Bearing a close chemical resemblance to linoleic acid, research indicates that conjugated linoleic acid (CLA) may also offer a number of health benefits. These include possible enhancement of immunity, as well as potential protection from cancer and heart disease. CLA may also stimulate growth of muscle tissue while promoting fat loss. Small amounts of CLA occur in most kinds of meat while slightly larger concentrations occur in dairy products. These days, foods that formerly contained substantial amounts of CLA do not contain enough of the nutrient to make them acceptable sources. Since the 1960s, the CLA content of meat and dairy products has declined dramatically. Ruminants (beef, lamb and veal) used to contain substantial amounts of CLA in their muscle tissue, but switching these animals from pasture land (grass diets) to feedlots where they are primarily fed grain has resulted in approximately a 75% decline in these animals.

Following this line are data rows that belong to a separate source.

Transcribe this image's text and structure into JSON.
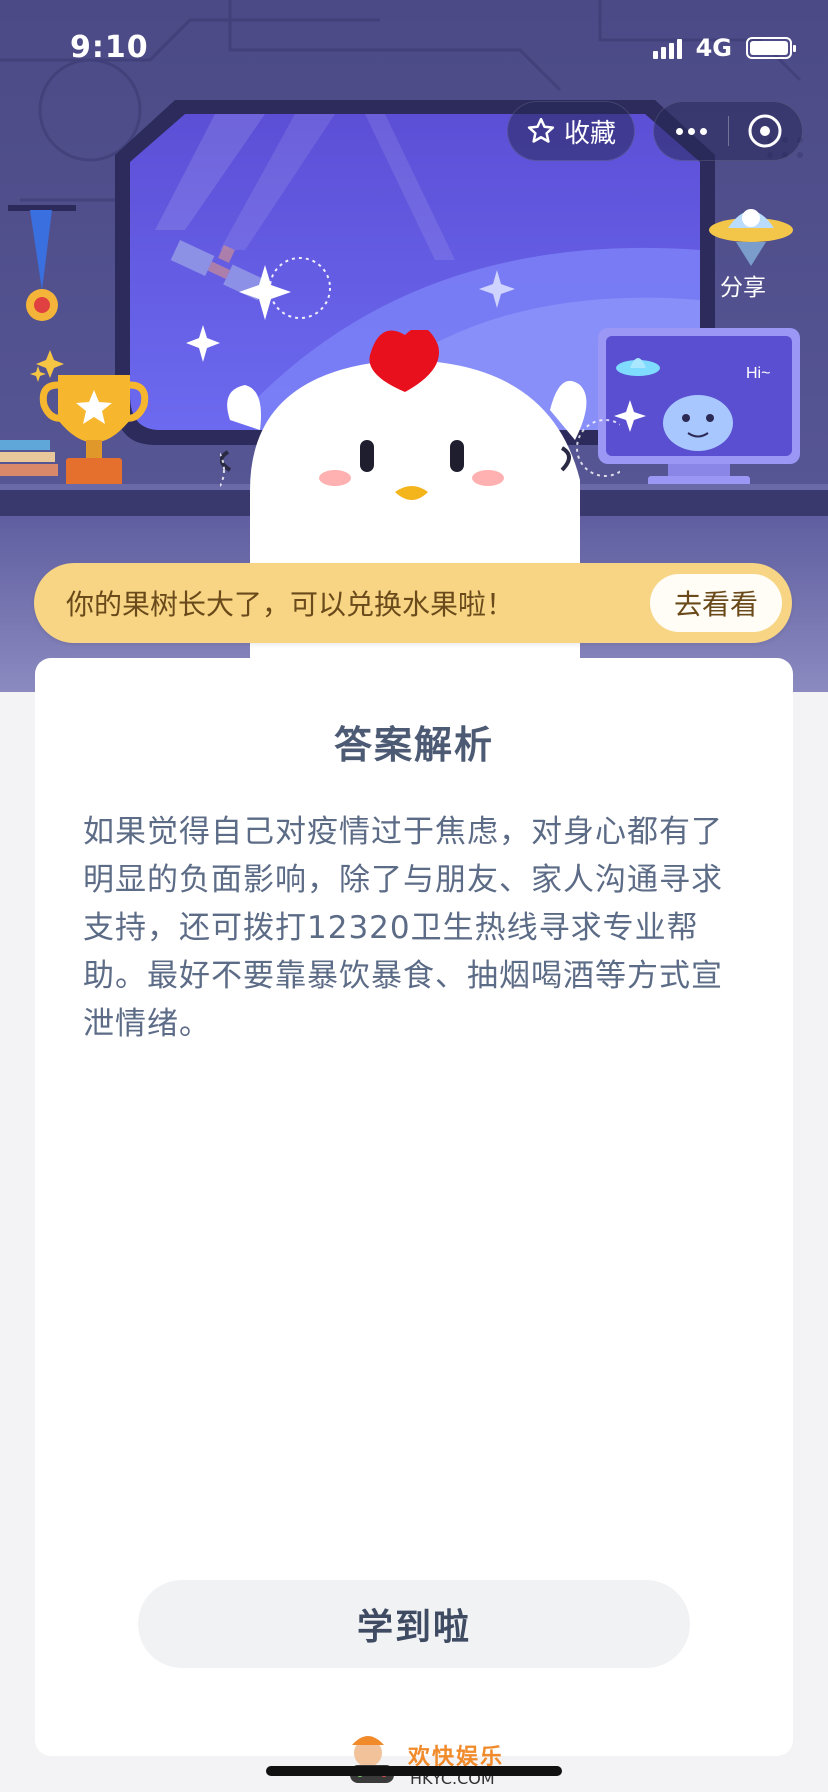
{
  "status_bar": {
    "time": "9:10",
    "network": "4G"
  },
  "top_actions": {
    "favorite_label": "收藏",
    "share_label": "分享"
  },
  "scene": {
    "monitor_text": "Hi~"
  },
  "banner": {
    "message": "你的果树长大了，可以兑换水果啦！",
    "button_label": "去看看"
  },
  "card": {
    "title": "答案解析",
    "body": "如果觉得自己对疫情过于焦虑，对身心都有了明显的负面影响，除了与朋友、家人沟通寻求支持，还可拨打12320卫生热线寻求专业帮助。最好不要靠暴饮暴食、抽烟喝酒等方式宣泄情绪。",
    "action_label": "学到啦"
  },
  "watermark": {
    "cn": "欢快娱乐",
    "en": "HKYC.COM"
  },
  "colors": {
    "scene_bg": "#4b4a86",
    "banner_bg": "#f7d585",
    "banner_text": "#6a4a1a",
    "title_text": "#4d5a73",
    "body_text": "#5c6b86",
    "button_bg": "#f1f2f4"
  }
}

Researchers from the University of Florence report that ewe's milk, which is rich in CLA appears to reduce markers linked to heart disease. The study included 10 subjects who were randomly assigned to either consume a diet containing 200 grams per week of cheese from ewe's milk (pecorino cheese), naturally rich in CLA, or cheese from cow's milk (placebo), for 10 weeks. The results revealed that those who consumed the CLA-rich diet of ewe's milk saw significant reductions in inflammatory markers while no significant changes were observed in the placebo group. It was further discovered that those consuming the CLA cheese experienced a 10 percent reduction in the extent of platelet aggregation, induced by arachidonic acid. It appears that diets rich in CLA may be able to reduce the atherosclerotic process, which is the primary cause of coronary heart disease.1

1 Sofi F, Buccioni A, Cesari F, et al. Effects of a dairy product (pecorino cheese) naturally rich in cis-9, trans-11 conjugated linoleic acid on lipid, inflammatory and haemorheological variables: A dietary intervention study. Nutr Metab Cardiovasc Dis. May2009.

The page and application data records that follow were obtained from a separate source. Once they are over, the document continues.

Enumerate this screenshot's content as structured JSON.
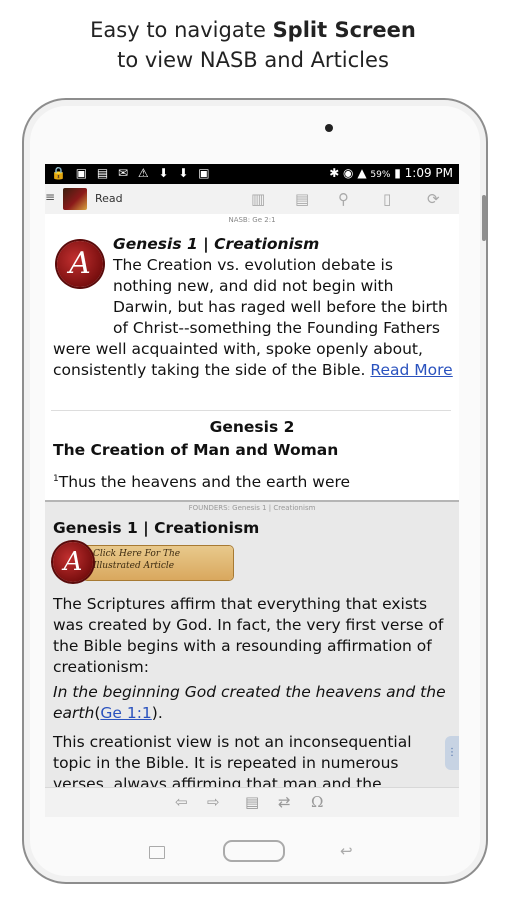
{
  "caption": {
    "line1_prefix": "Easy to navigate ",
    "line1_bold": "Split Screen",
    "line2": "to view NASB and Articles"
  },
  "status_bar": {
    "notification_icons": "🔒 ▣ ▤ ✉ ⚠ ⬇ ⬇ ▣",
    "battery": "59%",
    "time": "1:09 PM"
  },
  "action_bar": {
    "title": "Read",
    "icons": [
      "book-open-icon",
      "book-icon",
      "search-icon",
      "bookmark-icon",
      "sync-icon"
    ]
  },
  "pane_top": {
    "location_label": "NASB: Ge 2:1",
    "article_title": "Genesis 1 | Creationism",
    "article_text": "The Creation vs. evolution debate is nothing new, and did not begin with Darwin, but has raged well before the birth of Christ--something the Founding Fathers were well acquainted with, spoke openly about, consistently taking the side of the Bible.",
    "read_more": "Read More",
    "chapter_heading": "Genesis 2",
    "section_heading": "The Creation of Man and Woman",
    "verse_number": "1",
    "verse_text": "Thus the heavens and the earth were"
  },
  "pane_bottom": {
    "location_label": "FOUNDERS: Genesis 1 | Creationism",
    "title": "Genesis 1 | Creationism",
    "banner_text": "Click Here For The Illustrated Article",
    "para1": "The Scriptures affirm that everything that exists was created by God. In fact, the very first verse of the Bible begins with a resounding affirmation of creationism:",
    "quote": "In the beginning God created the heavens and the earth",
    "quote_ref": "Ge 1:1",
    "quote_end": ").",
    "quote_open": "(",
    "para2": "This creationist view is not an inconsequential topic in the Bible. It is repeated in numerous verses, always affirming that man and the"
  },
  "bottom_bar": {
    "icons": [
      "back-arrow-icon",
      "forward-arrow-icon",
      "book-icon",
      "swap-icon",
      "omega-icon"
    ],
    "omega": "Ω",
    "swap": "⇄",
    "back": "⇦",
    "forward": "⇨"
  },
  "logo_letter": "A"
}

This information is educational in context and is not to be used to diagnose, treat or cure any disease. Please consult your licensed health care practitioner before using this or any medical information.
©2000-2009 CCG, Inc. All Rights Reserved.